Adaptive optics visual simulator with dynamic control of chromatic aberrations

Investigative Ophthalmology and Visual Science
Nikolai Suchkov, Enrique J. Fernández, Jose Luis Martínez, Pablo Artal
Purpose: Adaptive optics visual simulators (AOVS) allow the correction or manipulation of the eye’s aberrations while testing vision through different optical conditions. However chromatic aberrations are usually neglected or taken as constant. The control of chromatic aberration has been accomplished in the past using dedicated lenses, typically doublets or triplets. Here we investigate the use of liquid crystal phase modulator technology to dynamically modify chromatic aberration in an AOVS.
Methods: The instrument incorporates a Hartmann-Shack (HS) wavefront sensor, a liquid crystal on silicon spatial light modulator (LCoS-SLM), and a tunable lens (TL) with negligible chromatic dispersion. The LCoS-SLM was used for the manipulation of longitudinal chromatic aberration (LCA) using adequate phase profiles. Diffraction associated to the phase profiles on LCoS-SLM distributed the light along multiple foci corresponding to distinct wavelengths, thus producing the required induction of LCA. The overall defocus introduced by the phase mask is compensated by the TL. Several programmed chromatic conditions were evaluated in an artificial eye. Subjective measurements of best focus for manipulated chromatic conditions were performed in four normal subjects under cycloplegia.
Results: Four different cases were studied: natural (N), compensated (C), doubled (D) and reversed (R) chromatic aberrations, at three wavelengths (450, 550, 630 nm). Chromatic shifts introduced by the LCoS-SLM was measured by analyzing point-spread functions at the focal plane in the artificial eye. The results were: 0.05D for case N, -1.15D for case C, 1.2D for case D, -2.4D for case R. Subjects found the best focus for the same conditions, and the results agreed with the predictions. The average chromatic defocus between 450nm and 630nm were – 0.1 ± 0.1D for case C; – 2.3 ± 0.07D for case D; and -1.3 ± 0.12D for case R.

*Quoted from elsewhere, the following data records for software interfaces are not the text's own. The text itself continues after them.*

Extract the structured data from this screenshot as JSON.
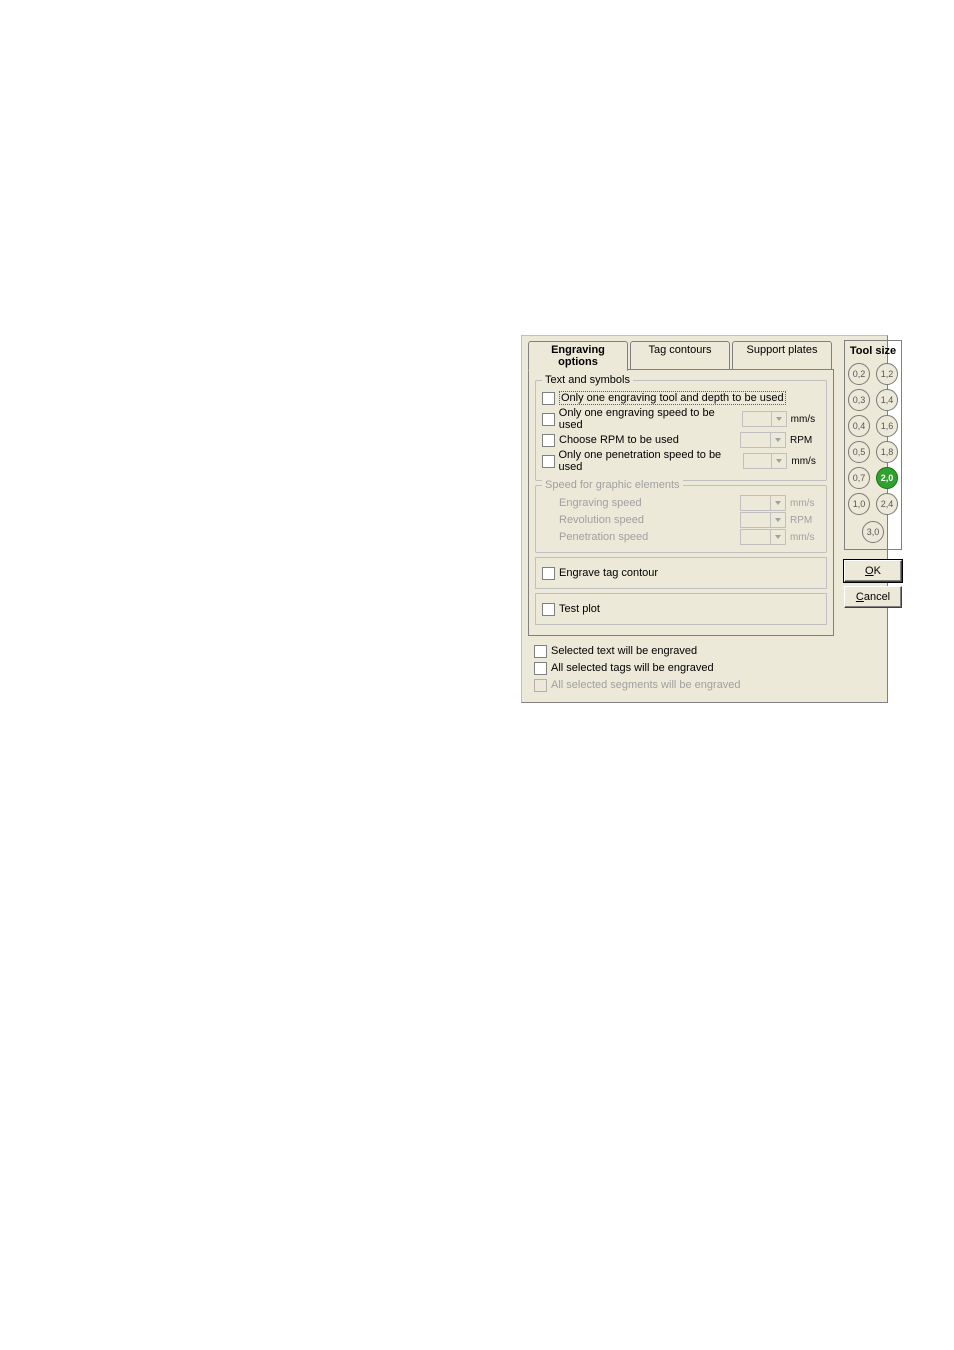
{
  "tabs": {
    "engraving_options": "Engraving options",
    "tag_contours": "Tag contours",
    "support_plates": "Support plates"
  },
  "text_symbols": {
    "legend": "Text and symbols",
    "only_one_tool_depth": "Only one engraving tool and depth to be used",
    "only_one_engraving_speed": "Only one engraving speed to be used",
    "choose_rpm": "Choose RPM to be used",
    "only_one_penetration_speed": "Only one penetration speed  to be used",
    "unit_mms": "mm/s",
    "unit_rpm": "RPM"
  },
  "graphic_speed": {
    "legend": "Speed for graphic elements",
    "engraving_speed": "Engraving speed",
    "revolution_speed": "Revolution speed",
    "penetration_speed": "Penetration speed"
  },
  "engrave_tag_contour": "Engrave tag contour",
  "test_plot": "Test plot",
  "bottom": {
    "selected_text": "Selected text will be engraved",
    "all_selected_tags": "All selected tags will be engraved",
    "all_selected_segments": "All selected segments will be engraved"
  },
  "toolsize": {
    "title": "Tool size",
    "sizes": [
      "0,2",
      "1,2",
      "0,3",
      "1,4",
      "0,4",
      "1,6",
      "0,5",
      "1,8",
      "0,7",
      "2,0",
      "1,0",
      "2,4",
      "3,0"
    ],
    "selected_index": 9
  },
  "buttons": {
    "ok_pre": "",
    "ok_u": "O",
    "ok_post": "K",
    "cancel_pre": "",
    "cancel_u": "C",
    "cancel_post": "ancel"
  }
}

Conclusions: A new adaptive optics simulator with dynamic control of LCA has been implemented. This new instrument is a useful tool to design new corrector devices and to study the combined impact of chromatic and monochromatic aberrations in vision.